"Do I have an eating disorder or am I just experiencing some stress eating?" It's a common question.
Articles tagged with: Compulsive Overeating
Binge eating disorder is the most prevalent eating disorder in the US, affecting an estimated 3-5% American adults. Binge eating disorder can have serious consequences, including cardiovascular disease, high blood pressure/cholesterol, adult onset diabetes, social isolation, anxiety, and depression. However, many of those impacted do not receive treatment.
This is one person's story; everyone will have unique experiences on their own path to recovery and beyond. Some stories may mention eating disorder thoughts, behaviors or symptom use. Please use your own discretion. And speak with your therapist when needed.
by Rebecca Haerin Erickson, MA, former Emily Program client continuing her recovery process. Rebecca is pursuing her license in Marriage in Family Therapy in Minneapolis, MN.
Food is a part of my brain and is always on my mind. In 2012, I was diagnosed with an eating disorder—compulsive overeating. I would sit in front of Netflix and eat bowls and bowls of Ramen noodles. I would also finish off an entire economy-sized bag of cereal in one sitting. I usually ate because I was burying a terrible feeling: loneliness. Sometimes I ate not because of loneliness, but out of boredom, or stress, or hatred for my body. I gained a lot of weight, but my eating was also a gradual decay of my spirit and my self-worth.
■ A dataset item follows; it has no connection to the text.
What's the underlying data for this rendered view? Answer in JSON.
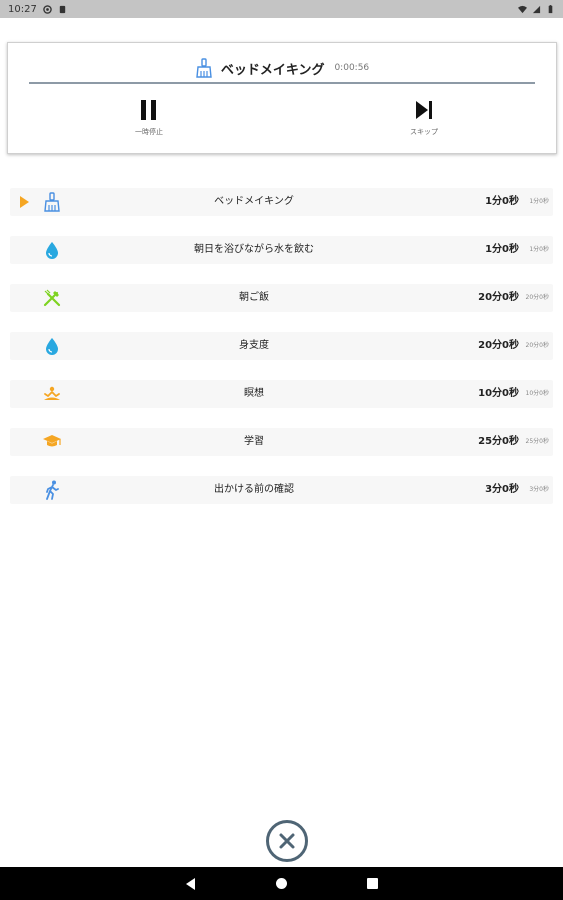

I could never numb myself enough. I never became bulimic, but I did go through moments where I restricted food intentionally.